[Opening THE INPUT section]

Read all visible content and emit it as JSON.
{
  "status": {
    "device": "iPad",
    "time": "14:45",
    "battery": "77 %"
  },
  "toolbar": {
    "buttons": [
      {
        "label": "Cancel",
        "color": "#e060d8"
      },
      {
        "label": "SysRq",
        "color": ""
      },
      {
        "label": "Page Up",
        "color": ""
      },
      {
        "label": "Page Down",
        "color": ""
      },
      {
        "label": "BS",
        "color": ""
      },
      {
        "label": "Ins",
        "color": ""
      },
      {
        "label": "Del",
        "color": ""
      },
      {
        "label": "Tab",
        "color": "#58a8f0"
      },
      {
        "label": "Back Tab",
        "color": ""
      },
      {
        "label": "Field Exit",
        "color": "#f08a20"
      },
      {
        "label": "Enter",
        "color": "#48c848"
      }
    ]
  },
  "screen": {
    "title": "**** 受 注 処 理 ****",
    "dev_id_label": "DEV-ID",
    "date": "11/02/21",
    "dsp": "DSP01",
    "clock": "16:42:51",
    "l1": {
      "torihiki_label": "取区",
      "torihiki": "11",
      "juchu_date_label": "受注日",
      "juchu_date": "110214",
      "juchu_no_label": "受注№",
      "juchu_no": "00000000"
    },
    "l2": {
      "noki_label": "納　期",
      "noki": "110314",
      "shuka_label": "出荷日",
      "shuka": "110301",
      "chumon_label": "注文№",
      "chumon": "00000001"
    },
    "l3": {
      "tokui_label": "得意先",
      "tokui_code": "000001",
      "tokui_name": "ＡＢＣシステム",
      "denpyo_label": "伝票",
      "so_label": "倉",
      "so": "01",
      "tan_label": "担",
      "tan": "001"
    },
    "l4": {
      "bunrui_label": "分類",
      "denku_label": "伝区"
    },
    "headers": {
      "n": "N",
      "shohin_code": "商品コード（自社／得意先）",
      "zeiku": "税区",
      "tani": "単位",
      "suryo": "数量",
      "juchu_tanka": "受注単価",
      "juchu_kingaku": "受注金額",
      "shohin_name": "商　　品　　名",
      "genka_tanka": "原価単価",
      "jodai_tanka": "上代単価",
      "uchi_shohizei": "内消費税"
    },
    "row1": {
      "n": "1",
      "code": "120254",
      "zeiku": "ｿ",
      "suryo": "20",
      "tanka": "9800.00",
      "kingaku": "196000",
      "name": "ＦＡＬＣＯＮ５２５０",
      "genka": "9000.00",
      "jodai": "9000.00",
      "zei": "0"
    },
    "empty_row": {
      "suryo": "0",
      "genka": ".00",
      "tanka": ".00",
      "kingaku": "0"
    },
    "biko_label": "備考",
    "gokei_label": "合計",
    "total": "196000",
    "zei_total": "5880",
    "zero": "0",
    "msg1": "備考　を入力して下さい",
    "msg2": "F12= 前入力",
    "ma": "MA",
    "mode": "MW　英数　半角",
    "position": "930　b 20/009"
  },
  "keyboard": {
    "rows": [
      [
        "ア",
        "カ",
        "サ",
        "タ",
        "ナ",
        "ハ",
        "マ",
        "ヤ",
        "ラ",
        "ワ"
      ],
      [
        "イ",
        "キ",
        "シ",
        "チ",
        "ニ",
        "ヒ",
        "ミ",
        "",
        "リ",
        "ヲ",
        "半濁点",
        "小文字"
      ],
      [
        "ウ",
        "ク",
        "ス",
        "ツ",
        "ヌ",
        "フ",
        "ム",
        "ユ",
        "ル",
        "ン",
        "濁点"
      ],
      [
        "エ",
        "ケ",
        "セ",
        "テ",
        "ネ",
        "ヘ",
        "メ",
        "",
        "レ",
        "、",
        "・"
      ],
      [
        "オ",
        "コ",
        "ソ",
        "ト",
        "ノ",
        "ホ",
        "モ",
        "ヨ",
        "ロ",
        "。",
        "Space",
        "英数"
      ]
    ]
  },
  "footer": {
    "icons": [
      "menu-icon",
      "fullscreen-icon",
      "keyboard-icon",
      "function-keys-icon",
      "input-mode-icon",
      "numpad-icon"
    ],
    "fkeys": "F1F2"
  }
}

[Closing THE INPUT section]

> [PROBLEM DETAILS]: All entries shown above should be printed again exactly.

> [SOLUTION TO THIS PROBLEM]:
Read all visible content and emit it as JSON.
{
  "status": {
    "device": "iPad",
    "time": "14:45",
    "battery": "77 %"
  },
  "toolbar": {
    "buttons": [
      {
        "label": "Cancel",
        "color": "#e060d8"
      },
      {
        "label": "SysRq",
        "color": ""
      },
      {
        "label": "Page Up",
        "color": ""
      },
      {
        "label": "Page Down",
        "color": ""
      },
      {
        "label": "BS",
        "color": ""
      },
      {
        "label": "Ins",
        "color": ""
      },
      {
        "label": "Del",
        "color": ""
      },
      {
        "label": "Tab",
        "color": "#58a8f0"
      },
      {
        "label": "Back Tab",
        "color": ""
      },
      {
        "label": "Field Exit",
        "color": "#f08a20"
      },
      {
        "label": "Enter",
        "color": "#48c848"
      }
    ]
  },
  "screen": {
    "title": "**** 受 注 処 理 ****",
    "dev_id_label": "DEV-ID",
    "date": "11/02/21",
    "dsp": "DSP01",
    "clock": "16:42:51",
    "l1": {
      "torihiki_label": "取区",
      "torihiki": "11",
      "juchu_date_label": "受注日",
      "juchu_date": "110214",
      "juchu_no_label": "受注№",
      "juchu_no": "00000000"
    },
    "l2": {
      "noki_label": "納　期",
      "noki": "110314",
      "shuka_label": "出荷日",
      "shuka": "110301",
      "chumon_label": "注文№",
      "chumon": "00000001"
    },
    "l3": {
      "tokui_label": "得意先",
      "tokui_code": "000001",
      "tokui_name": "ＡＢＣシステム",
      "denpyo_label": "伝票",
      "so_label": "倉",
      "so": "01",
      "tan_label": "担",
      "tan": "001"
    },
    "l4": {
      "bunrui_label": "分類",
      "denku_label": "伝区"
    },
    "headers": {
      "n": "N",
      "shohin_code": "商品コード（自社／得意先）",
      "zeiku": "税区",
      "tani": "単位",
      "suryo": "数量",
      "juchu_tanka": "受注単価",
      "juchu_kingaku": "受注金額",
      "shohin_name": "商　　品　　名",
      "genka_tanka": "原価単価",
      "jodai_tanka": "上代単価",
      "uchi_shohizei": "内消費税"
    },
    "row1": {
      "n": "1",
      "code": "120254",
      "zeiku": "ｿ",
      "suryo": "20",
      "tanka": "9800.00",
      "kingaku": "196000",
      "name": "ＦＡＬＣＯＮ５２５０",
      "genka": "9000.00",
      "jodai": "9000.00",
      "zei": "0"
    },
    "empty_row": {
      "suryo": "0",
      "genka": ".00",
      "tanka": ".00",
      "kingaku": "0"
    },
    "biko_label": "備考",
    "gokei_label": "合計",
    "total": "196000",
    "zei_total": "5880",
    "zero": "0",
    "msg1": "備考　を入力して下さい",
    "msg2": "F12= 前入力",
    "ma": "MA",
    "mode": "MW　英数　半角",
    "position": "930　b 20/009"
  },
  "keyboard": {
    "rows": [
      [
        "ア",
        "カ",
        "サ",
        "タ",
        "ナ",
        "ハ",
        "マ",
        "ヤ",
        "ラ",
        "ワ"
      ],
      [
        "イ",
        "キ",
        "シ",
        "チ",
        "ニ",
        "ヒ",
        "ミ",
        "",
        "リ",
        "ヲ",
        "半濁点",
        "小文字"
      ],
      [
        "ウ",
        "ク",
        "ス",
        "ツ",
        "ヌ",
        "フ",
        "ム",
        "ユ",
        "ル",
        "ン",
        "濁点"
      ],
      [
        "エ",
        "ケ",
        "セ",
        "テ",
        "ネ",
        "ヘ",
        "メ",
        "",
        "レ",
        "、",
        "・"
      ],
      [
        "オ",
        "コ",
        "ソ",
        "ト",
        "ノ",
        "ホ",
        "モ",
        "ヨ",
        "ロ",
        "。",
        "Space",
        "英数"
      ]
    ]
  },
  "footer": {
    "icons": [
      "menu-icon",
      "fullscreen-icon",
      "keyboard-icon",
      "function-keys-icon",
      "input-mode-icon",
      "numpad-icon"
    ],
    "fkeys": "F1F2"
  }
}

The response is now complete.